An interesting finding from this study is that TGF-β1 differentially regulates FSHR and LHR mRNA levels. We observed that basal FSH receptor mRNA levels were increased, while basal- and hCG-induced LH receptor mRNA levels were decreased, upon incubation of follicles with TGF-β1. TGF-β1 has been reported to regulate LH and FSH binding sites in mammals, however, whether TGF-β1 has a stimulatory or inhibitory effect appears to be species-dependant. TGF-β1 decreased basal and FSH-induced LH binding sites in porcine granulosa cells but enhanced FSH-induced LH binding in rat granulosa cells . FSH induced FSH binding in porcine granulosa cells and this effect was attenuated by TGF-β1. On the other hand, FSH decreased its own binding levels in rat granulosa cells and this effect was also blocked by TGF-β1 . Our finding that TGF-β1 increased FSHR mRNA levels is consistent with previous studies in rat granulosa cells [34, 35]. However, our observation that TGF-β1 decreased LHR mRNA levels is opposite to studies in rat  and chicken  granulosa cells. In these studies, it was reported that TGF-β1 induced LHR mRNA expression. Whether this is due to species variation as in the case of rat and pig or to the difference in follicle development between fish and higher vertebrates awaits more studies in fish species. The finding that TGF-β1 inhibited LHR mRNA expression suggests that the inhibitory effect of TGF-β1 on hCG-induced oocyte maturation may be due, in part, to the downregulation of LH receptor by TGF-β1. Since FSH is known to be a major regulator of oocyte growth [10, 11], by stimulating FSH receptor expression TGF-β1 may play a role in promoting follicle growth. These findings, together with our previous observation that TGF-β1 mRNA levels are higher in growing follicles than in maturing follicles, suggest that TGF-β1 may stimulate follicle development and inhibit precocious oocyte maturation in the zebrafish ovary. This possibility will be investigated further in the future.
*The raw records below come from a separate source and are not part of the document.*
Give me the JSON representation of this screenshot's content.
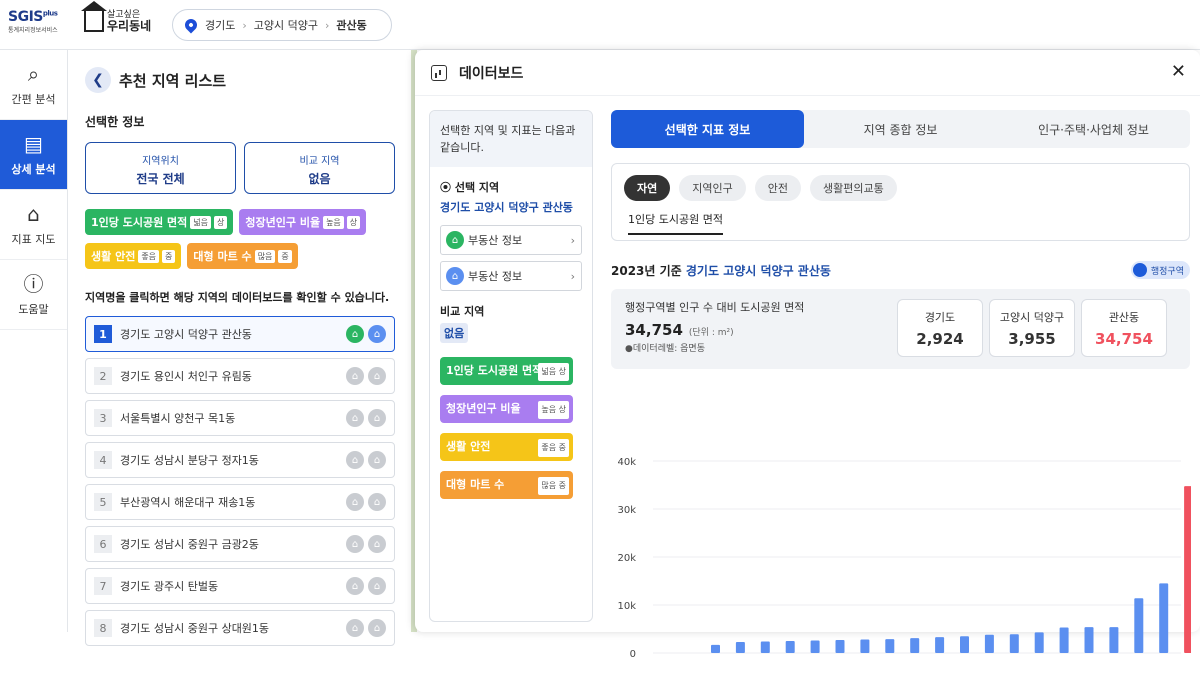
{
  "logo": {
    "main": "SGIS",
    "sup": "plus",
    "sub": "통계지리정보서비스"
  },
  "brand": {
    "line1": "살고싶은",
    "line2": "우리동네"
  },
  "breadcrumb": [
    "경기도",
    "고양시 덕양구",
    "관산동"
  ],
  "nav": [
    {
      "label": "간편 분석",
      "icon": "search-chart-icon"
    },
    {
      "label": "상세 분석",
      "icon": "document-search-icon"
    },
    {
      "label": "지표 지도",
      "icon": "house-map-icon"
    },
    {
      "label": "도움말",
      "icon": "info-icon"
    }
  ],
  "left": {
    "title": "추천 지역 리스트",
    "selected_label": "선택한 정보",
    "loc_title": "지역위치",
    "loc_value": "전국 전체",
    "cmp_title": "비교 지역",
    "cmp_value": "없음",
    "tags": [
      {
        "name": "1인당 도시공원 면적",
        "p1": "넓음",
        "p2": "상",
        "color": "#2bb562"
      },
      {
        "name": "청장년인구 비율",
        "p1": "높음",
        "p2": "상",
        "color": "#a97df0"
      },
      {
        "name": "생활 안전",
        "p1": "좋음",
        "p2": "중",
        "color": "#f5c518"
      },
      {
        "name": "대형 마트 수",
        "p1": "많음",
        "p2": "중",
        "color": "#f59e35"
      }
    ],
    "hint": "지역명을 클릭하면 해당 지역의 데이터보드를 확인할 수 있습니다.",
    "list": [
      {
        "rank": "1",
        "name": "경기도 고양시 덕양구 관산동"
      },
      {
        "rank": "2",
        "name": "경기도 용인시 처인구 유림동"
      },
      {
        "rank": "3",
        "name": "서울특별시 양천구 목1동"
      },
      {
        "rank": "4",
        "name": "경기도 성남시 분당구 정자1동"
      },
      {
        "rank": "5",
        "name": "부산광역시 해운대구 재송1동"
      },
      {
        "rank": "6",
        "name": "경기도 성남시 중원구 금광2동"
      },
      {
        "rank": "7",
        "name": "경기도 광주시 탄벌동"
      },
      {
        "rank": "8",
        "name": "경기도 성남시 중원구 상대원1동"
      }
    ]
  },
  "dashboard": {
    "title": "데이터보드",
    "intro": "선택한 지역 및 지표는 다음과 같습니다.",
    "sel_region_label": "선택 지역",
    "sel_region": "경기도 고양시 덕양구 관산동",
    "realestate1": "부동산 정보",
    "realestate2": "부동산 정보",
    "cmp_label": "비교 지역",
    "cmp_value": "없음",
    "tabs": [
      "선택한 지표 정보",
      "지역 종합 정보",
      "인구·주택·사업체 정보"
    ],
    "pills": [
      "자연",
      "지역인구",
      "안전",
      "생활편의교통"
    ],
    "subtab": "1인당 도시공원 면적",
    "year_prefix": "2023년 기준",
    "year_region": "경기도 고양시 덕양구 관산동",
    "toggle": "행정구역",
    "stat_desc": "행정구역별 인구 수 대비 도시공원 면적",
    "stat_value": "34,754",
    "stat_unit": "(단위 : m²)",
    "stat_level": "●데이터레벨: 읍면동",
    "cards": [
      {
        "name": "경기도",
        "value": "2,924"
      },
      {
        "name": "고양시 덕양구",
        "value": "3,955"
      },
      {
        "name": "관산동",
        "value": "34,754"
      }
    ]
  },
  "chart_data": {
    "type": "bar",
    "yticks": [
      "40k",
      "30k",
      "20k",
      "10k",
      "0"
    ],
    "ylim": [
      0,
      40000
    ],
    "values": [
      1700,
      2300,
      2400,
      2500,
      2600,
      2700,
      2800,
      2900,
      3100,
      3300,
      3500,
      3800,
      3900,
      4300,
      5300,
      5400,
      5400,
      11400,
      14500,
      34754
    ],
    "colors": {
      "default": "#5b8ff0",
      "highlight": "#f0515e"
    },
    "highlight_index": 19
  }
}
A recent study has shown that microinjection of zebrafish oocytes with antisense oligonucleotides to either mPR-α or mPR-β or both causes similar marked decreases in the rates of oocyte maturation, suggesting that both subtypes are obligatory for oocyte maturation in zebrafish . In this study, we observed a strong induction of mPR-β mRNA levels by hCG and an inhibitory effect of TGF-β1 on both basal and hCG-induced mPR-β mRNA expression. These findings support the role of mPR-β in oocyte maturation and suggest that one of the mechanisms by which TGF-β1 inhibits hCG- and MIH-induced oocyte maturation is by the downregulation of MIH receptors, specifically mPR-β. However, we found that neither hCG nor TGF-β1 had an effect of mPR-α mRNA levels, suggesting that the two membrane progestin receptors are under differential regulation. It has been reported that hCG caused an increase in the mPR protein expression in sea-trout oocytes . The sea-trout mPR has a higher homology to mPR-α (80%) than to mPR-β (46%). It remains to be determined if hCG regulates mPR-α and mPR-β protein levels in the zebrafish. Recently, Kazeta et al. (2005) reported that hCG did not change mRNA levels of mPR-α and mPR-β at 5 and 10 h after hCG treatment . The difference between this and our studies may be due to the duration of hCG treatment as 18 h was used in our study.